§ **Exercise instructions**
Work through the entries that follow and state how many lines contain the word "avatar". Only the number is wanted.

╔══

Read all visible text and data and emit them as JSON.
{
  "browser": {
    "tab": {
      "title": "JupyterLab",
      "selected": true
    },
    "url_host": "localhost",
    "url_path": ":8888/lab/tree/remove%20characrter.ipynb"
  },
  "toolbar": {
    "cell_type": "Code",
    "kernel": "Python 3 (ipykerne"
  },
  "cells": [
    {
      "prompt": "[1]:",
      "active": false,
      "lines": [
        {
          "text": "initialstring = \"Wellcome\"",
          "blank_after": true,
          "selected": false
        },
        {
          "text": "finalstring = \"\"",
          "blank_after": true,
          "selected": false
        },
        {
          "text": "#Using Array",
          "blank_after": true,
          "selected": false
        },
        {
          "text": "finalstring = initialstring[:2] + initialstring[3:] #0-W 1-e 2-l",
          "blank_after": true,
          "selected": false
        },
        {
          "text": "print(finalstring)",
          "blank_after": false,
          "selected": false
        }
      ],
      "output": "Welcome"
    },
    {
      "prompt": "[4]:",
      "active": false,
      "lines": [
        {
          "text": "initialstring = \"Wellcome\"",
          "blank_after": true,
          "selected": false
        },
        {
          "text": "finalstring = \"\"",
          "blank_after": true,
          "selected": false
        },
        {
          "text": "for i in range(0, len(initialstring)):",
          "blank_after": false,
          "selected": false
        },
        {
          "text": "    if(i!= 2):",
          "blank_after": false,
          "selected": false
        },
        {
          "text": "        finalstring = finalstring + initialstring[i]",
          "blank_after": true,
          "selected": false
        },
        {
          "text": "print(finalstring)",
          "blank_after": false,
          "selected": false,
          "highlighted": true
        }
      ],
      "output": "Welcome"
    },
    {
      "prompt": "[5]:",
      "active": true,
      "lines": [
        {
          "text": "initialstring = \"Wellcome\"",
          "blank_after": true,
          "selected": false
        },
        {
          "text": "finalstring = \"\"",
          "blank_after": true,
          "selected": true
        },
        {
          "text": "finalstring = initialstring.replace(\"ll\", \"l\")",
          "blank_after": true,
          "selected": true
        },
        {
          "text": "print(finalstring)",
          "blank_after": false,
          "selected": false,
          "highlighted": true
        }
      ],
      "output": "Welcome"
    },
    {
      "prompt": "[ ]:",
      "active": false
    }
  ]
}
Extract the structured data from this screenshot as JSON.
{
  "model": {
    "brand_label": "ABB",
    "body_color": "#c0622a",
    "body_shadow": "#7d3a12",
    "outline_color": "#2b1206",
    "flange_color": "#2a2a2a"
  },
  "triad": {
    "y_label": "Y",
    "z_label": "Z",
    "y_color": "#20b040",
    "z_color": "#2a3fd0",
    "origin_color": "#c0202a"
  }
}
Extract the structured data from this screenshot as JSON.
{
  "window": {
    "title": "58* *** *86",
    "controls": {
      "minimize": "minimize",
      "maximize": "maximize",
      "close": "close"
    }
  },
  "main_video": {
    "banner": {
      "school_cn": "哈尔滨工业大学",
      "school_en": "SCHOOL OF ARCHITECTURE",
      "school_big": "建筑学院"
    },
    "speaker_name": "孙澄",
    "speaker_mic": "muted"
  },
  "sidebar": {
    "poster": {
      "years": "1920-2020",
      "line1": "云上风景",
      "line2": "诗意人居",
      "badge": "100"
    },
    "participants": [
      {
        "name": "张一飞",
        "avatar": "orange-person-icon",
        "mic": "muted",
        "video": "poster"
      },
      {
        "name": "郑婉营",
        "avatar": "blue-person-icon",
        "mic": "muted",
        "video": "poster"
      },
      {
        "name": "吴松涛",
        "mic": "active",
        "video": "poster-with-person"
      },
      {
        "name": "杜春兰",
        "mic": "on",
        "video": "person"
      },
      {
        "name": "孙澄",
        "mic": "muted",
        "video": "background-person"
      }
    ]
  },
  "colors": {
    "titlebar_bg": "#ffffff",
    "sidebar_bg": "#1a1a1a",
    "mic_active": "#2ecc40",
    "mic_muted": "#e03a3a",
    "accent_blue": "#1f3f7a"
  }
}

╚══

§ **Completed exercise**
2